Identifying adolescent females at high risk of pregnancy in a pediatric emergency department
- View All

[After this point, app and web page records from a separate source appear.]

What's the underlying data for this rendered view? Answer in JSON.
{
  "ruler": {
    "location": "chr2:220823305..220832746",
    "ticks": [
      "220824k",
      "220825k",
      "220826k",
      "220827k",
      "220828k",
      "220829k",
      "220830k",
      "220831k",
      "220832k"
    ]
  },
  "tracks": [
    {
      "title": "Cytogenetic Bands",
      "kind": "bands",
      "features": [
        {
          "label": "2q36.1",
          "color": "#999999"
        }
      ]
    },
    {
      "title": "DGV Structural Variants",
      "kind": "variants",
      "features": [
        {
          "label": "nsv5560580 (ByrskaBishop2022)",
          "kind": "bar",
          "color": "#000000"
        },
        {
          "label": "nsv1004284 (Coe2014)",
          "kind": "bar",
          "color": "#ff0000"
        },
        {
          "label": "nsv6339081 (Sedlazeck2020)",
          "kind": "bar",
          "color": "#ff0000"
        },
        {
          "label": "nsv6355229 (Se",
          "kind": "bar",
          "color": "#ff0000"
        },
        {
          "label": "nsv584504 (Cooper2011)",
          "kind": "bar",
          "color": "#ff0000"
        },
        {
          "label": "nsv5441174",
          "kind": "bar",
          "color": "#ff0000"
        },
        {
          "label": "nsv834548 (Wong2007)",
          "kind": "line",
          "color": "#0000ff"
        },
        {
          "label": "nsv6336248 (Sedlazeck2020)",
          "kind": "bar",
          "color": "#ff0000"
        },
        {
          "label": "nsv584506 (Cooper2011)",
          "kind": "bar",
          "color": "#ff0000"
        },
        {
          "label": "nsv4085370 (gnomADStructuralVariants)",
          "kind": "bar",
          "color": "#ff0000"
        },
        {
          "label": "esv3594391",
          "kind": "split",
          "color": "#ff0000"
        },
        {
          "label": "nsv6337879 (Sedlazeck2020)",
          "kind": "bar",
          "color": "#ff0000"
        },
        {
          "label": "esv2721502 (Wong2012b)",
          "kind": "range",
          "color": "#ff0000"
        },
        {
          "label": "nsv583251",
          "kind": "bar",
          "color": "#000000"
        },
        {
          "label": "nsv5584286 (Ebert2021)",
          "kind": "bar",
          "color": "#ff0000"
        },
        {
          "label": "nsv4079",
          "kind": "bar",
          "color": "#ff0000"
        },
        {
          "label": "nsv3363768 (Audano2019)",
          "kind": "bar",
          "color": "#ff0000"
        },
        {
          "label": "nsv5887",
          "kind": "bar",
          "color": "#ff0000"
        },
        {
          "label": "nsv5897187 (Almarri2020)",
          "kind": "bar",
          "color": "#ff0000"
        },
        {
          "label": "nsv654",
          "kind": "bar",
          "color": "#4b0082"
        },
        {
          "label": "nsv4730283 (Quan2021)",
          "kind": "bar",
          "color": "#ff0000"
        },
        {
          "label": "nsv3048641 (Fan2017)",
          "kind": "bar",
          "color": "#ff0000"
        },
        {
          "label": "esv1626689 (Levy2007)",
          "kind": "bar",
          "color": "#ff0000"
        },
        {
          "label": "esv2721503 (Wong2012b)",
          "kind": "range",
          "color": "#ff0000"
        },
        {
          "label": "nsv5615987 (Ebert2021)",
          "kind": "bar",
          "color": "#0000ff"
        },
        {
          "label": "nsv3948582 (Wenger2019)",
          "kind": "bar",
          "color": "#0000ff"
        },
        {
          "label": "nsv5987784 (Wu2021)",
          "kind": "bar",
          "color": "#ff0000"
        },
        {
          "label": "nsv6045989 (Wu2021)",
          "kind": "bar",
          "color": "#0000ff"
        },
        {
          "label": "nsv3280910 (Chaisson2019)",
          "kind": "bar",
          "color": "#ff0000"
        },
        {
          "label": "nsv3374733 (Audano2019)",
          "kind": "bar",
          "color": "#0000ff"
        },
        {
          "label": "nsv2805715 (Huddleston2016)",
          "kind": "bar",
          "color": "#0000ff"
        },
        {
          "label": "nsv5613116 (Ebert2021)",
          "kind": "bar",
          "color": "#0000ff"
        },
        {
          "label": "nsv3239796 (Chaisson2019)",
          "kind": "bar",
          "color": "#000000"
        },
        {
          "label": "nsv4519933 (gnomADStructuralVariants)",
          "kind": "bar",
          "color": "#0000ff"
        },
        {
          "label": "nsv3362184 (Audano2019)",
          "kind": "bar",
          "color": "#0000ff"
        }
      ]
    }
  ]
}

PURPOSE: Emergency departments (EDs) care for adolescent females with unmet reproductive health care needs. Our objective was, among adolescents presenting to a pediatric ED, to estimate pregnancy risk, describe pregnancy intentions, and identify potentially modifiable factors associated with pregnancy risk. METHODS: Using a paper-based questionnaire, we surveyed females aged 15-19 years presenting to our ED, assessing health care access, sexual behaviors, pregnancy intentions, and receptivity to interventions. We calculated the pregnancy risk index (PRI), which estimates pregnancy risk in the subsequent 12 months, by assessing recent sexual activity, contraception at last intercourse, and known contraceptive failure rates. Independent sample t tests and analysis of variance were used to identify risk factors associated with increased PRI. RESULTS: Of 459 females enrolled, 13% were pregnant and 20% reported prior pregnancy. Among 399 nonpregnant females, 238 (60%) had intercourse in the prior 3 months and 73 (31%) used no contraception at last intercourse. Among nonpregnant adolescents, the PRI was 19.5, which equates to 19.5 expected pregnancies per 100 females per year. Factors associated with higher PRI included lacking a primary provider, prior ED visits, wanting a baby now, and reported partner wantedness of pregnancy. Half believed ED doctors should discuss pregnancy prevention, and one-quarter were interested in starting contraception in the ED. CONCLUSIONS: Nearly one-third of adolescent females in a pediatric ED were either pregnant or could be expected to become pregnant within a year. Screening questions can identify adolescents at high risk of pregnancy in the ED setting. These females should be the target for future pregnancy prevention interventions.
Link to Article